Garcia Marquez may not write any more. His writing endures
Gabriel Garcia Marquez will no longer tell the tale. Once his younger brother,Jaime,admitted that the 1982 Nobel laureate is suffering from senile dementia and has stopped writing,the reading world assumed there would be no Part 2 to Living to Tell the Tale,the Colombian writers memoir. As it happens,he hasnt published a novel since Memories of My Melancholy Whores (2004,English translation 2005). A writer fears nothing more than losing his mind,and to recall Gabos own words,Death does not come with old age,it comes with oblivion.
Although the medical diagnosis hasnt been pronounced yet,for disbelieving friends and fans it would be prudent to return to The General in His Labyrinth and Gabos defence of his portrait of a broken and delirious Simon Bolivar. He had demonstrated through that book that showing the vulnerable human being behind the glory doesnt take away from the myth of Bolivar. If Garcia Marquez no longer writes,all that will be left is the man. But that will not dent his stature as the tallest pillar of the Latin American Boom,which,three-plus decades since its end,continues to define writers by attraction or repulsion,largely because of him. Gabos literary generation has the distinction of not only projecting its legacy into the future and leaving behind two generations of disciples,but also retrospectively popularising still senior writers such as Jorge Luis Borges beyond a Spanish-speaking readership.

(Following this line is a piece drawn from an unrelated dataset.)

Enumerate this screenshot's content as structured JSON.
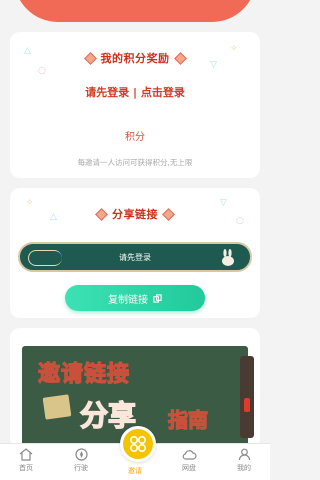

His singular achievement despite the inability to re-invent himself after the Boom,unlike his friend-turned-foe and fellow Nobel laureate Mario Vargas Llosa will save his books from solitude. Gabo would rather we kept talking about his words,not his neurons.